### Dataset records
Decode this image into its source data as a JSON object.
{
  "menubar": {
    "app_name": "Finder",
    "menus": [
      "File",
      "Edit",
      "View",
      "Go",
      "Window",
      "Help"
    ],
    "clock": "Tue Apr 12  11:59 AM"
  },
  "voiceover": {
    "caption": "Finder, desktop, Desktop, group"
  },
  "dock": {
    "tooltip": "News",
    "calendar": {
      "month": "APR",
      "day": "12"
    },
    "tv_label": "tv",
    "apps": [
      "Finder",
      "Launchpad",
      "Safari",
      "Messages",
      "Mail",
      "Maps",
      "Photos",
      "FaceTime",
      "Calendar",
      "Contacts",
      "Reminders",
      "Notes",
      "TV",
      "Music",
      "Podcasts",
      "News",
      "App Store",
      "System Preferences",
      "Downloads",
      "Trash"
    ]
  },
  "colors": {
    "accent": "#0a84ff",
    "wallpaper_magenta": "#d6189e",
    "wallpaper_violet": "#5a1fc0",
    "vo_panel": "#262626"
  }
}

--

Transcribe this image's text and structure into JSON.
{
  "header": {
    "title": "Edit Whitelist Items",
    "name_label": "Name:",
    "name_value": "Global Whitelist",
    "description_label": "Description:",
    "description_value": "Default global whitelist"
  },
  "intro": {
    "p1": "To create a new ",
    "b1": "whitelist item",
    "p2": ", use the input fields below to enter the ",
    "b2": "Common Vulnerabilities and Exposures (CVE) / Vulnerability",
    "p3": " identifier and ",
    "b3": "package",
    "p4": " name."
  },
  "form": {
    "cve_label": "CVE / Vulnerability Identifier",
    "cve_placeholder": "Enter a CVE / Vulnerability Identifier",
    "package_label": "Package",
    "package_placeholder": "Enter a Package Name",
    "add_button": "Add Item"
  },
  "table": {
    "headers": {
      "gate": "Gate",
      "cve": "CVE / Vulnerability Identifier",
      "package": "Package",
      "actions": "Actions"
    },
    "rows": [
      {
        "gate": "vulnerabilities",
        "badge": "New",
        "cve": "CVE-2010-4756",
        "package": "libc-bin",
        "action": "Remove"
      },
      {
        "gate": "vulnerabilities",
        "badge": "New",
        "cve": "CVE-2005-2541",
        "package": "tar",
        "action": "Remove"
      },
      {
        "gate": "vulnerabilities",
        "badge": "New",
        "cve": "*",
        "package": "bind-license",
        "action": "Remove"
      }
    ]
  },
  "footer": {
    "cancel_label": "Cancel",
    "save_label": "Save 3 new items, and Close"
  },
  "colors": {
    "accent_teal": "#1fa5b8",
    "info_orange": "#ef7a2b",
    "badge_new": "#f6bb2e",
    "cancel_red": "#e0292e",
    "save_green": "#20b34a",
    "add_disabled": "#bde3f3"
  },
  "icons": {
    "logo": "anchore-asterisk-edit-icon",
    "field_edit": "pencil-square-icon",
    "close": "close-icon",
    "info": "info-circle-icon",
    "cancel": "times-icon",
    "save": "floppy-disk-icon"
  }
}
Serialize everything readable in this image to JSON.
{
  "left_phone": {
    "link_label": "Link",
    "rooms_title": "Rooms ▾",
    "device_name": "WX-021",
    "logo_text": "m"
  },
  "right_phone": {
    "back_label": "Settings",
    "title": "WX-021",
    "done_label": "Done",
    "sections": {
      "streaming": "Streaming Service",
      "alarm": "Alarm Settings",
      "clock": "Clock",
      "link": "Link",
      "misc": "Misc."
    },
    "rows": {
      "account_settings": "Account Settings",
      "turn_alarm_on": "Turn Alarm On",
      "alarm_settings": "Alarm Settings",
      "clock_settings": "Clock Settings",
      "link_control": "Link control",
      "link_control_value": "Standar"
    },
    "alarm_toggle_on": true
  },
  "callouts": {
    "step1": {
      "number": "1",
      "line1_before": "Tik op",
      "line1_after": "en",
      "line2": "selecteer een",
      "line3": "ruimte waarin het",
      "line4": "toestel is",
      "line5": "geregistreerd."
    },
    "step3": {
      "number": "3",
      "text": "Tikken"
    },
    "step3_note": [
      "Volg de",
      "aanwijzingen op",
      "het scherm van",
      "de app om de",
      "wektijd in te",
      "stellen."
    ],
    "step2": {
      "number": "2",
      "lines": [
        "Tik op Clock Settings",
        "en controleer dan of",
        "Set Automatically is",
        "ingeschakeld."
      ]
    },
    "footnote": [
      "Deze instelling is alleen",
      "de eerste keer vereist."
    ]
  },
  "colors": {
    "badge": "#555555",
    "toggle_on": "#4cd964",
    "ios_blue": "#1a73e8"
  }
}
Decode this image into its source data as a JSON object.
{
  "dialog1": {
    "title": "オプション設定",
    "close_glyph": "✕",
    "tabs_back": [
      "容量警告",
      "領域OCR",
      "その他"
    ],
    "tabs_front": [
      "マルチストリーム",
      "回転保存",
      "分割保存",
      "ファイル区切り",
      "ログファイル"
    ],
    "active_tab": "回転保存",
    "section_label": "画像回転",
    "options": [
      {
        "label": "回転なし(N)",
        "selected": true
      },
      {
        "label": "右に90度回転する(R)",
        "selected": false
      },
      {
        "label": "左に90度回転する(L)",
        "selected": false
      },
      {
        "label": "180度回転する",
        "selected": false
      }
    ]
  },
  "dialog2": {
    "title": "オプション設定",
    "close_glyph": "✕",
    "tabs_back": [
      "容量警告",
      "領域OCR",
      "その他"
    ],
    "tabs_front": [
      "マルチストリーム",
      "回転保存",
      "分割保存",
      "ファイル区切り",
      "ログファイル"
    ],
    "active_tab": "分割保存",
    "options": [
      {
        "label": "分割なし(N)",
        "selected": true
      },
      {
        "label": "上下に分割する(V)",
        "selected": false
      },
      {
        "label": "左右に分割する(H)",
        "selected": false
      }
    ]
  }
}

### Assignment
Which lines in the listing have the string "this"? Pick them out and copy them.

### Task response
Decode this image into its source data as a JSON object.
Transcribe this image's text and structure into JSON.
Serialize everything readable in this image to JSON.
Decode this image into its source data as a JSON object.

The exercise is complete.